WORK ORDER
Check every line below for the word "Temp" and copy the ones that have it.

-- DATA FOR THE TASK follows --

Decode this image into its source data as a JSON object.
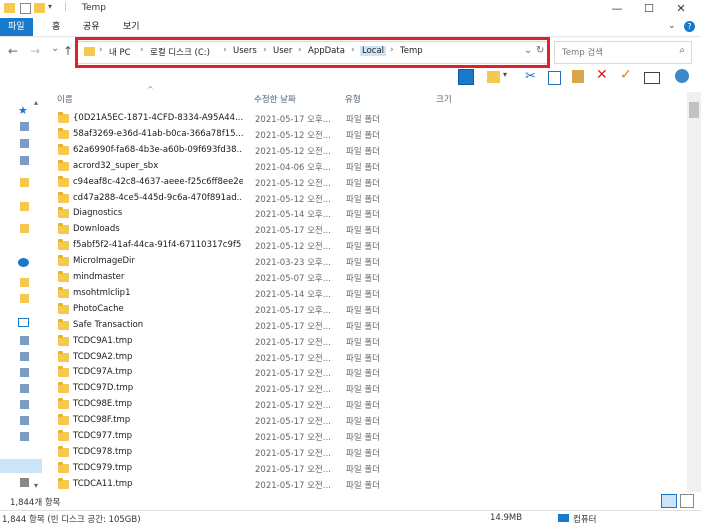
{
  "window": {
    "title": "Temp",
    "minimize": "—",
    "maximize": "☐",
    "close": "✕"
  },
  "ribbon": {
    "tabs": [
      "파일",
      "홈",
      "공유",
      "보기"
    ],
    "help": "?"
  },
  "nav": {
    "back": "←",
    "forward": "→",
    "recent": "⌄",
    "up": "↑"
  },
  "address": {
    "crumbs": [
      "내 PC",
      "로컬 디스크 (C:)",
      "Users",
      "User",
      "AppData",
      "Local",
      "Temp"
    ],
    "refresh": "↻"
  },
  "search": {
    "placeholder": "Temp 검색"
  },
  "columns": {
    "name": "이름",
    "date": "수정한 날짜",
    "type": "유형",
    "size": "크기"
  },
  "files": [
    {
      "name": "{0D21A5EC-1871-4CFD-8334-A95A44...",
      "date": "2021-05-17 오후...",
      "type": "파일 폴더"
    },
    {
      "name": "58af3269-e36d-41ab-b0ca-366a78f15...",
      "date": "2021-05-12 오전...",
      "type": "파일 폴더"
    },
    {
      "name": "62a6990f-fa68-4b3e-a60b-09f693fd38...",
      "date": "2021-05-12 오전...",
      "type": "파일 폴더"
    },
    {
      "name": "acrord32_super_sbx",
      "date": "2021-04-06 오후...",
      "type": "파일 폴더"
    },
    {
      "name": "c94eaf8c-42c8-4637-aeee-f25c6ff8ee2e",
      "date": "2021-05-12 오전...",
      "type": "파일 폴더"
    },
    {
      "name": "cd47a288-4ce5-445d-9c6a-470f891ad...",
      "date": "2021-05-12 오전...",
      "type": "파일 폴더"
    },
    {
      "name": "Diagnostics",
      "date": "2021-05-14 오후...",
      "type": "파일 폴더"
    },
    {
      "name": "Downloads",
      "date": "2021-05-17 오전...",
      "type": "파일 폴더"
    },
    {
      "name": "f5abf5f2-41af-44ca-91f4-67110317c9f5",
      "date": "2021-05-12 오전...",
      "type": "파일 폴더"
    },
    {
      "name": "MicroImageDir",
      "date": "2021-03-23 오후...",
      "type": "파일 폴더"
    },
    {
      "name": "mindmaster",
      "date": "2021-05-07 오후...",
      "type": "파일 폴더"
    },
    {
      "name": "msohtmlclip1",
      "date": "2021-05-14 오후...",
      "type": "파일 폴더"
    },
    {
      "name": "PhotoCache",
      "date": "2021-05-17 오후...",
      "type": "파일 폴더"
    },
    {
      "name": "Safe Transaction",
      "date": "2021-05-17 오전...",
      "type": "파일 폴더"
    },
    {
      "name": "TCDC9A1.tmp",
      "date": "2021-05-17 오전...",
      "type": "파일 폴더"
    },
    {
      "name": "TCDC9A2.tmp",
      "date": "2021-05-17 오전...",
      "type": "파일 폴더"
    },
    {
      "name": "TCDC97A.tmp",
      "date": "2021-05-17 오전...",
      "type": "파일 폴더"
    },
    {
      "name": "TCDC97D.tmp",
      "date": "2021-05-17 오전...",
      "type": "파일 폴더"
    },
    {
      "name": "TCDC98E.tmp",
      "date": "2021-05-17 오전...",
      "type": "파일 폴더"
    },
    {
      "name": "TCDC98F.tmp",
      "date": "2021-05-17 오전...",
      "type": "파일 폴더"
    },
    {
      "name": "TCDC977.tmp",
      "date": "2021-05-17 오전...",
      "type": "파일 폴더"
    },
    {
      "name": "TCDC978.tmp",
      "date": "2021-05-17 오전...",
      "type": "파일 폴더"
    },
    {
      "name": "TCDC979.tmp",
      "date": "2021-05-17 오전...",
      "type": "파일 폴더"
    },
    {
      "name": "TCDCA11.tmp",
      "date": "2021-05-17 오전...",
      "type": "파일 폴더"
    }
  ],
  "status": {
    "item_count": "1,844개 항목",
    "bottom_left": "1,844 항목 (빈 디스크 공간: 105GB)",
    "size": "14.9MB",
    "location": "컴퓨터"
  },
  "colors": {
    "accent": "#1979ca",
    "highlight_box": "#e0202a",
    "folder": "#f5c94d"
  }
}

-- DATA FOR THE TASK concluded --

TASK RESPONSE
    "title": "Temp",
      "Temp"
    "placeholder": "Temp 검색"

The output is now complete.